Bank chiefs were accused of "pure greed" yesterday after the Royal Bank of Scotland made a £6BILLION profit last year.
The record figure is almost certain to trigger another bonanza for RBS's seven leading bosses who shared more than £12million in 2002.
Meanwhile unions say 25,000 staff earning an average £11,500 are being offered below-inflation pay rises - some for the fourth year in succession.
The RBS profit - a 29 per cent rise - is the biggest ever made by a British bank and equivalent to more than £300 for each of its 20million customers.
For shareholders it means a £223million rise in the dividend.
Eddie Weatherill, of the Independent Banking Advisory Service, said yesterday: "It's shameless, pure greed.
"Even City analysts are telling me the increase is so big it looks like profiteering at customers' expense."
Much of the increase was due to 18,000 jobs axed since the financial giant - which also owns Coutts and Direct Line insurance - snapped up NatWest for £21billion in 2001.
The ruthless cuts earned the bank's chief executive the nickname Fred "the Shred" Goodwin.
RBS also cut its wage bill by £4million in 2003 despite adding almost 10,000 staff following eight takeovers.

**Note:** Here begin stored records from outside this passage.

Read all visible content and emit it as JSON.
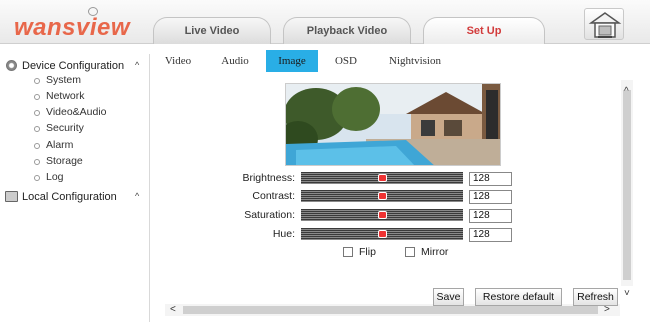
{
  "header": {
    "logo_text": "wansview",
    "tabs": [
      {
        "label": "Live Video",
        "active": false
      },
      {
        "label": "Playback Video",
        "active": false
      },
      {
        "label": "Set Up",
        "active": true
      }
    ],
    "home_icon": "home-icon"
  },
  "sidebar": {
    "device_configuration": {
      "label": "Device Configuration",
      "caret": "^",
      "icon": "gear-icon",
      "items": [
        "System",
        "Network",
        "Video&Audio",
        "Security",
        "Alarm",
        "Storage",
        "Log"
      ]
    },
    "local_configuration": {
      "label": "Local Configuration",
      "caret": "^",
      "icon": "computer-icon"
    }
  },
  "subtabs": [
    {
      "label": "Video",
      "active": false
    },
    {
      "label": "Audio",
      "active": false
    },
    {
      "label": "Image",
      "active": true
    },
    {
      "label": "OSD",
      "active": false
    },
    {
      "label": "Nightvision",
      "active": false
    }
  ],
  "image_settings": {
    "brightness": {
      "label": "Brightness:",
      "value": "128",
      "level": 0.5
    },
    "contrast": {
      "label": "Contrast:",
      "value": "128",
      "level": 0.5
    },
    "saturation": {
      "label": "Saturation:",
      "value": "128",
      "level": 0.5
    },
    "hue": {
      "label": "Hue:",
      "value": "128",
      "level": 0.5
    },
    "flip_label": "Flip",
    "mirror_label": "Mirror",
    "flip_checked": false,
    "mirror_checked": false
  },
  "buttons": {
    "save": "Save",
    "restore_default": "Restore default",
    "refresh": "Refresh"
  },
  "scroll": {
    "up_arrow": "^",
    "down_arrow": "˅",
    "left_arrow": "<",
    "right_arrow": ">"
  },
  "colors": {
    "brand": "#e8674a",
    "active_tab_text": "#d23b3b",
    "active_subtab": "#29aee6",
    "slider_thumb": "#e33333"
  }
}
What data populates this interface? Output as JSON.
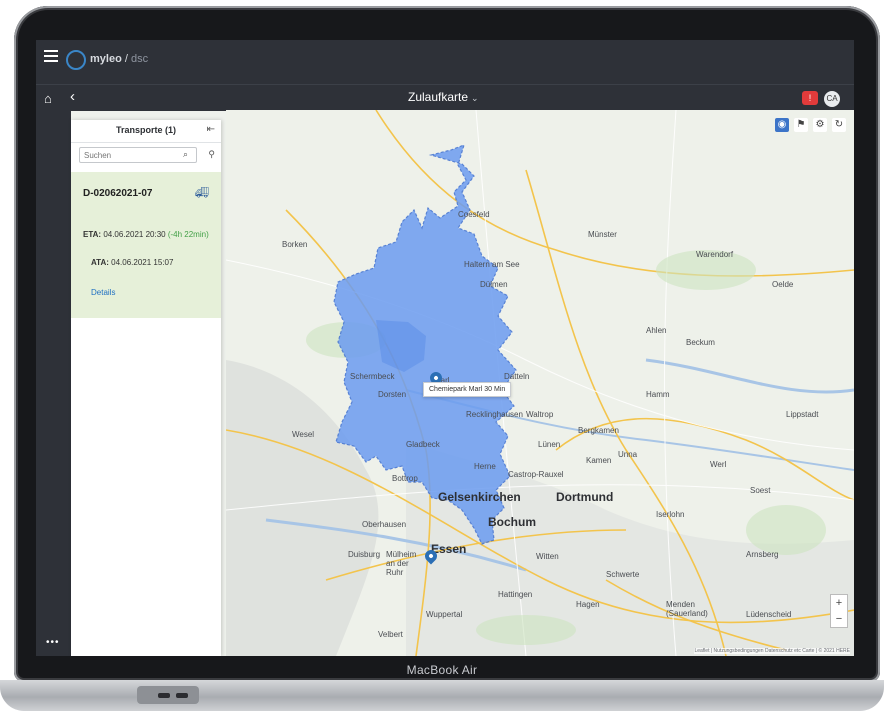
{
  "device": {
    "brand_label": "MacBook Air"
  },
  "app": {
    "logo_name": "myleo",
    "logo_suffix": "dsc"
  },
  "header": {
    "title": "Zulaufkarte",
    "avatar_initials": "CA"
  },
  "panel": {
    "title": "Transporte (1)",
    "search_placeholder": "Suchen",
    "card": {
      "id": "D-02062021-07",
      "eta_label": "ETA:",
      "eta_value": "04.06.2021 20:30",
      "eta_delay": "(-4h 22min)",
      "ata_label": "ATA:",
      "ata_value": "04.06.2021 15:07",
      "details_link": "Details"
    }
  },
  "map": {
    "tooltip": "Chemiepark Marl 30 Min",
    "cities": [
      "Gelsenkirchen",
      "Bochum",
      "Dortmund",
      "Essen",
      "Oberhausen",
      "Duisburg",
      "Mülheim an der Ruhr",
      "Recklinghausen",
      "Marl",
      "Bottrop",
      "Gladbeck",
      "Dorsten",
      "Hamm",
      "Unna",
      "Herne",
      "Witten",
      "Hagen",
      "Lünen",
      "Castrop-Rauxel",
      "Haltern am See",
      "Datteln",
      "Waltrop",
      "Bergkamen",
      "Kamen",
      "Schwerte",
      "Soest",
      "Lippstadt",
      "Arnsberg",
      "Menden (Sauerland)",
      "Coesfeld",
      "Dülmen",
      "Münster",
      "Warendorf",
      "Ahlen",
      "Beckum",
      "Borken",
      "Schermbeck",
      "Velbert",
      "Hattingen",
      "Wesel",
      "Werl",
      "Oelde",
      "Iserlohn",
      "Lüdenscheid",
      "Wuppertal"
    ],
    "attribution": "Leaflet | Nutzungsbedingungen Datenschutz etc Carte | © 2021 HERE",
    "isochrone_color": "#6c9cf0",
    "accent_color": "#3c74c8"
  }
}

Finance union Unifi said: "The bank is effectively asking staff to take a pay cut. Fred Goodwin told us we had delivered everything asked of us and the bank was committed to returning our 'trust and loyalty'.